GIVEN DATA

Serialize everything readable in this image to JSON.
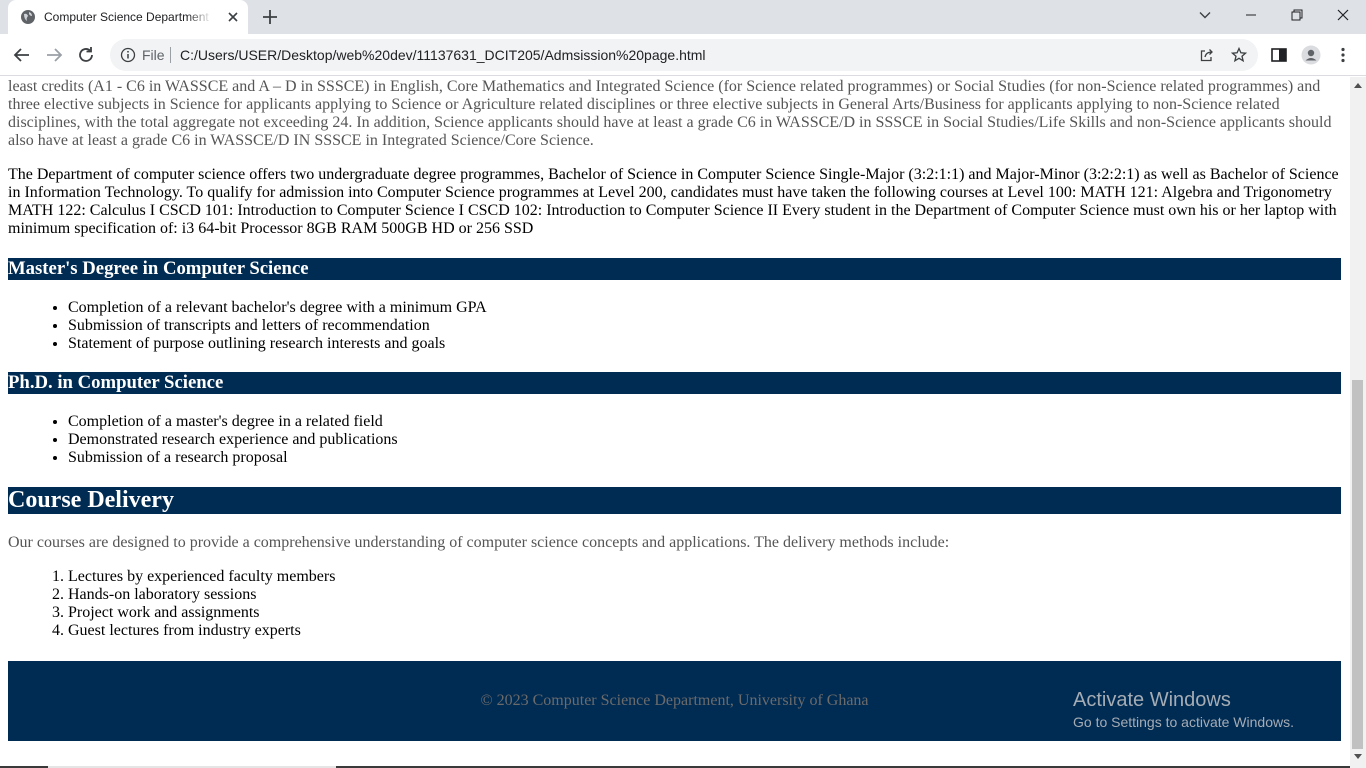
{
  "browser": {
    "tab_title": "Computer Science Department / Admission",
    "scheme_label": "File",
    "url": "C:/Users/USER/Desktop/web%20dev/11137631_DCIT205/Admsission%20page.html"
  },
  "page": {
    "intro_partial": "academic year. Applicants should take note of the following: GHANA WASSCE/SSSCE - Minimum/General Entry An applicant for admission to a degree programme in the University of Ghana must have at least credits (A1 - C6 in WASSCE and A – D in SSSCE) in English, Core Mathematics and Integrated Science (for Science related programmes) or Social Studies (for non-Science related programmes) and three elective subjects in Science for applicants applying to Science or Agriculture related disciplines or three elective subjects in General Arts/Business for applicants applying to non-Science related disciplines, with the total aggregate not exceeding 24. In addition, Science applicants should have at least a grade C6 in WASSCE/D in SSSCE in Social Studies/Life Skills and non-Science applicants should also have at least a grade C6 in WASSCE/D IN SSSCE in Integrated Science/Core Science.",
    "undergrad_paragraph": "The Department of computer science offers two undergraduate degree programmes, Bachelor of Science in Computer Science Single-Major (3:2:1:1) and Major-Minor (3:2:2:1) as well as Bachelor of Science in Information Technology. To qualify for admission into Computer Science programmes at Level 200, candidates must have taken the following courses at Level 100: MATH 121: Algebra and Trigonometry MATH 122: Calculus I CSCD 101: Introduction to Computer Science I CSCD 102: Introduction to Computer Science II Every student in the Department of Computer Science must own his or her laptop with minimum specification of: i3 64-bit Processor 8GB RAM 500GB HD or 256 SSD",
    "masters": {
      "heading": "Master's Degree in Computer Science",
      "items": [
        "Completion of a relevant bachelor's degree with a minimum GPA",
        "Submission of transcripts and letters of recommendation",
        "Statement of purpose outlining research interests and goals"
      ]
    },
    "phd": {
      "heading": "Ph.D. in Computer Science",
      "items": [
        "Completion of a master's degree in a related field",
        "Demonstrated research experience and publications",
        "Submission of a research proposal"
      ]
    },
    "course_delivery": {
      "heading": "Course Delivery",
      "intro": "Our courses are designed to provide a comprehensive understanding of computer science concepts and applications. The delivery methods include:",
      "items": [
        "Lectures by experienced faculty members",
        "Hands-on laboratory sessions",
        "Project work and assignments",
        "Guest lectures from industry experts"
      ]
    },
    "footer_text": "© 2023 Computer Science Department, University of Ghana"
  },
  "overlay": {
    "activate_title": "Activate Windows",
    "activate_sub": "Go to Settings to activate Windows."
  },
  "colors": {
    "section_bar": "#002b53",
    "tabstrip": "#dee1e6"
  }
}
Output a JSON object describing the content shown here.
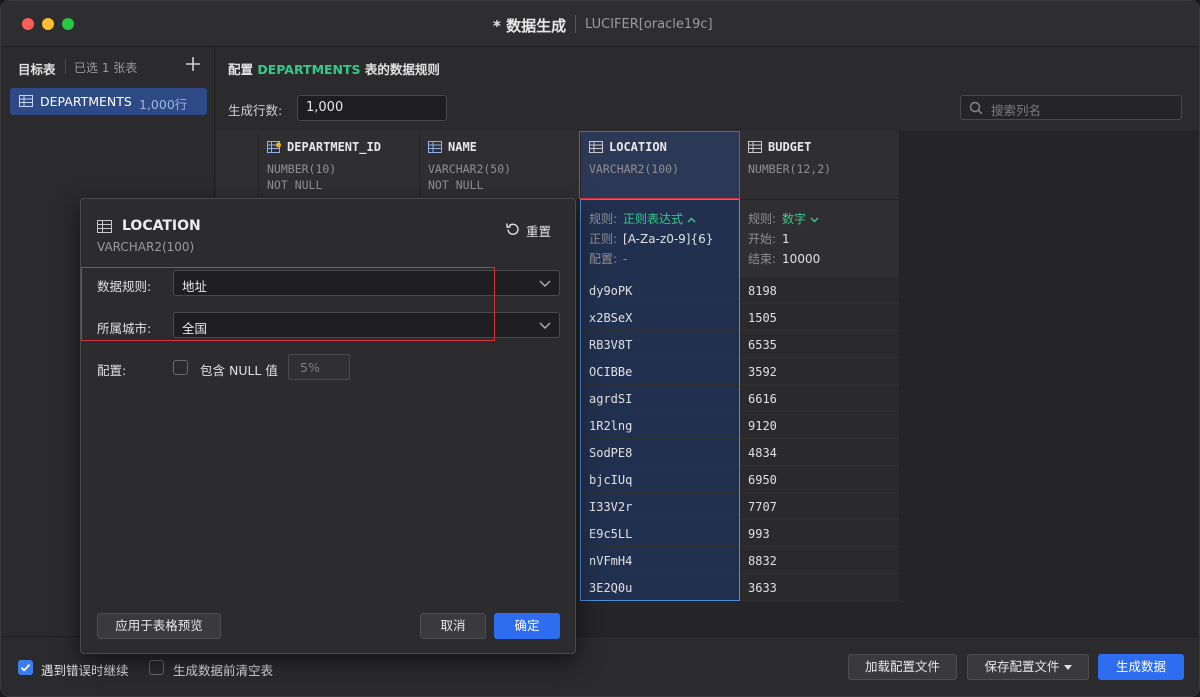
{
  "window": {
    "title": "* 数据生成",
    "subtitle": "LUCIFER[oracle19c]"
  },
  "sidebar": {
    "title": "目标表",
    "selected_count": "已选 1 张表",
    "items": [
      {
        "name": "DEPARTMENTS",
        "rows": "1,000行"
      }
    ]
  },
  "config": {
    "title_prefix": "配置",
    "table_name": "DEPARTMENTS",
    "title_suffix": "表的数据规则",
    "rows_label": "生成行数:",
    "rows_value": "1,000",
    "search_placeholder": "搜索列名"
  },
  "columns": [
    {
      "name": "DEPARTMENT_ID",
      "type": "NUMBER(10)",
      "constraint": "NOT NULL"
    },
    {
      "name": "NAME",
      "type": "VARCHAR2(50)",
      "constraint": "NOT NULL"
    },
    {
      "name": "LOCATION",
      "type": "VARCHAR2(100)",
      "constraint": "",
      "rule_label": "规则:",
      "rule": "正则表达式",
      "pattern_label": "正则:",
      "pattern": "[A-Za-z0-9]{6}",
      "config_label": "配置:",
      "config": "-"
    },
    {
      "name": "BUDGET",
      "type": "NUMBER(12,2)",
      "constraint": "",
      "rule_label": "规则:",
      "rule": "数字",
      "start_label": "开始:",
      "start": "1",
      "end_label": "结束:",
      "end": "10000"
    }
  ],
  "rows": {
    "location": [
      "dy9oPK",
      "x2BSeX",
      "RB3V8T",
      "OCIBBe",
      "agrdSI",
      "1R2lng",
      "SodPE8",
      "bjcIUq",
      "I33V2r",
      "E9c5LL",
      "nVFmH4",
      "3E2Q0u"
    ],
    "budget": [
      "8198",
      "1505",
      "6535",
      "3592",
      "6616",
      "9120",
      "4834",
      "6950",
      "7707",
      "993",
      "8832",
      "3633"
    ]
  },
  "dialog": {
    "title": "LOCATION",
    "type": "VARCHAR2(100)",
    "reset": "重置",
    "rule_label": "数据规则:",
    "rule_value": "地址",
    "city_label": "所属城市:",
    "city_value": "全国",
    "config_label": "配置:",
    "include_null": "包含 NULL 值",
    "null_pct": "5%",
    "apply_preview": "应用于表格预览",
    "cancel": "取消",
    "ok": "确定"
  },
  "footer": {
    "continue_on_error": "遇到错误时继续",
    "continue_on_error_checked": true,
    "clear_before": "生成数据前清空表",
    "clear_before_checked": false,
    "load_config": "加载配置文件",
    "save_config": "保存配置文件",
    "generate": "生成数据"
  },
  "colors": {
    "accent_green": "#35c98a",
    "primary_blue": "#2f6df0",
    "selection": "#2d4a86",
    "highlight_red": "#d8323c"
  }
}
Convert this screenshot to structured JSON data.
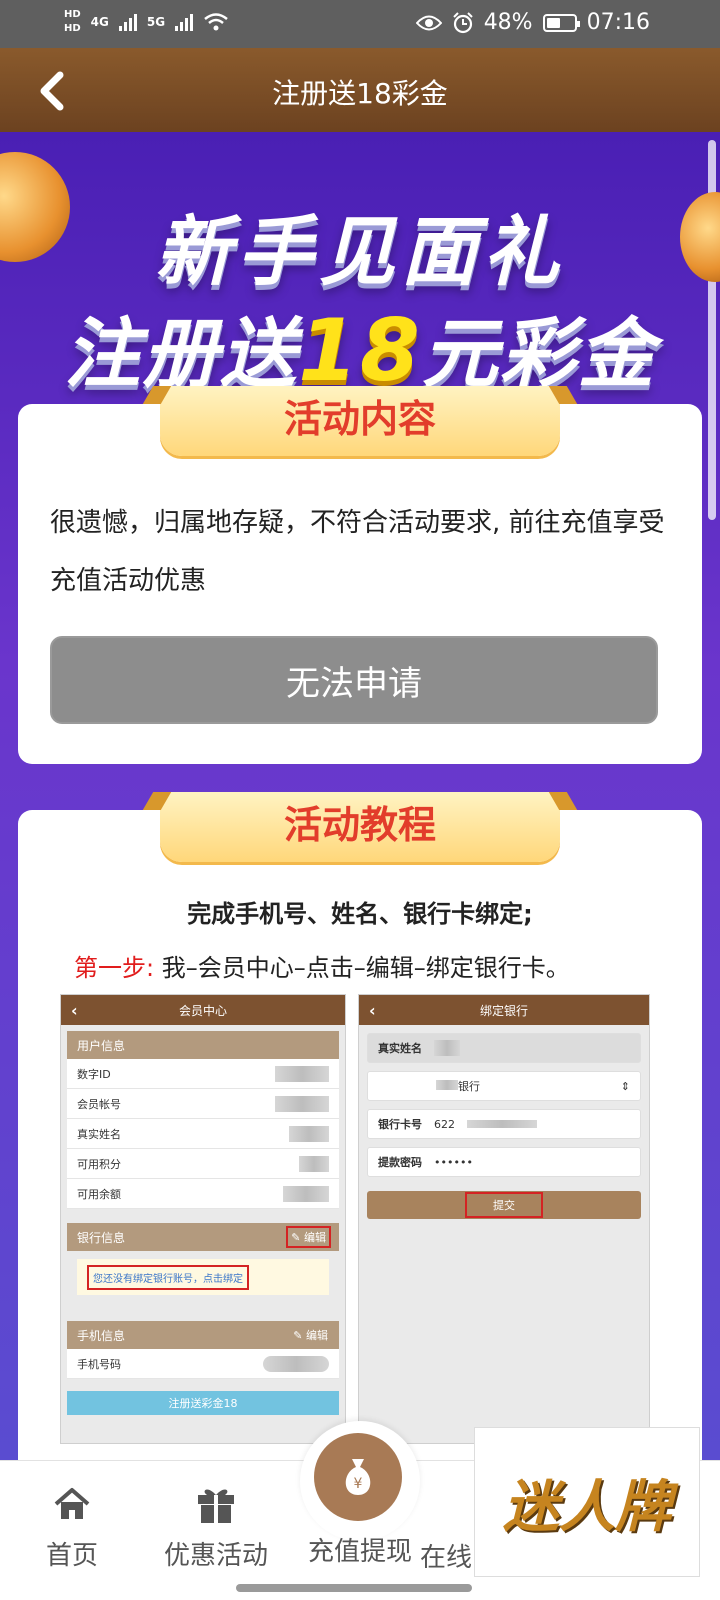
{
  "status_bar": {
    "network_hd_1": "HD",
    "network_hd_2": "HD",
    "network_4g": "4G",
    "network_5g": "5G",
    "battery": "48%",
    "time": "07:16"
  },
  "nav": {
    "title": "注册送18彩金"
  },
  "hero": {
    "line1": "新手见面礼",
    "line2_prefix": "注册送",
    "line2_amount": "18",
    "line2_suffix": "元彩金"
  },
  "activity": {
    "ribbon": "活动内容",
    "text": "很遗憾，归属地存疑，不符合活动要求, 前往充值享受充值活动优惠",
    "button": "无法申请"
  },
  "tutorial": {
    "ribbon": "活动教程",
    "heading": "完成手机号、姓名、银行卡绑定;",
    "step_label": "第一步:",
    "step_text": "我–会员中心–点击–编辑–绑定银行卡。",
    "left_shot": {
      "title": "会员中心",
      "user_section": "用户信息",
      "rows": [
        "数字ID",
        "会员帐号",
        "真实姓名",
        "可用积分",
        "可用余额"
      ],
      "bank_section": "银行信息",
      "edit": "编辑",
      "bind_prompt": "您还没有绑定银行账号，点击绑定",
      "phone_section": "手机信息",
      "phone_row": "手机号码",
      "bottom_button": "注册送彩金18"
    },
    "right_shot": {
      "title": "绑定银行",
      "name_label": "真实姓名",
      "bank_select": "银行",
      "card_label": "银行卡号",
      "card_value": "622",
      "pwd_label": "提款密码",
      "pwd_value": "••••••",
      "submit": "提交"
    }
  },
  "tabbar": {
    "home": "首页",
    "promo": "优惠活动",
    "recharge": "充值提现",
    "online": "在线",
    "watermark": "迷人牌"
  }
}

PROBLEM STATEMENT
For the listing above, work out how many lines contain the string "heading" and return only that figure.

YOUR RESPONSE
4